Two of the boy’s relatives – a man and a woman – were arrested on murder charges, but the woman was released around 7pm Sunday evening.
“She was released after interrogations. The man remains in custody, suspected of murder, and a remand hearing will be held on Monday,” Ebbe Nyberg, duty officer at Västerbotten police force, told the TT news agency.
The police are keeping a tight lid on the circumstances of the event, which has been described as “a very tragic family drama”.
“Severe mental disorders are nearly always involved in this type of crime,” said criminologist Mikael Rying, of Mittuniversitetet, to TT.
A neighbour alerted the police, at around 8am on Sunday morning.
“Someone heard pleas for help, about calling the police, from an apartment,” said Dan Andersson, officer at the communications centre.
On arriving at the apartment, police officers found the severely wounded boy. He was taken to the hospital, but later died of his injuries.

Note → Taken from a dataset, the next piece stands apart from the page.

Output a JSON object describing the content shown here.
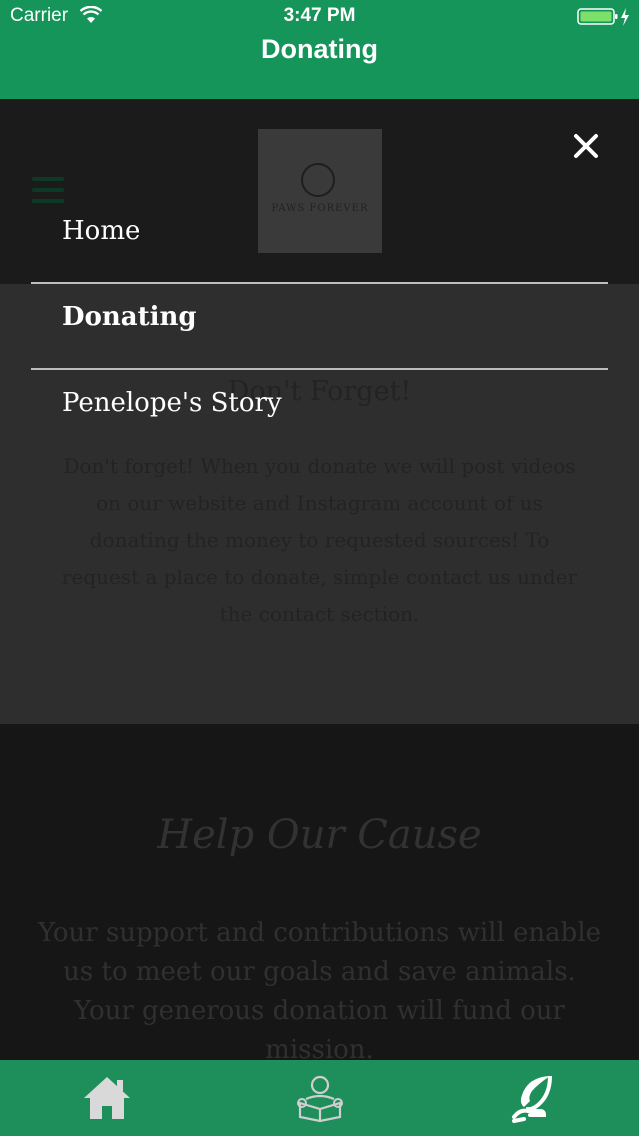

According to criminologist Mikael Rying, an average of three children younger than 15 are subjected to deadly violence every year.
This figure has been more than halved since the 1990s, when 10-12 cases were reported per year. However, the figure can also vary greatly from year to year.
“When children are this badly hurt, one of the parents is the perpetrator in 80-90 percent of the cases. The crime is committed in their apartment, and the motive is rarely directed at the child. Instead, mental illness or custody cases can lie behind the violence,” said Rying.
The most common group of children to fall victim are the very young, around one-years-old.
“But the sort of case found in Umeå is thankfully very uncommon. Weapons are rarely involved in cases with young children,” said Rying.
The police have interviewed witnesses and neighbours in the area. The murder weapon has been found, and the apartment has been cordoned off.
A forensic investigation of the crime scene has also been carried out, and further investigations are ongoing on Monday.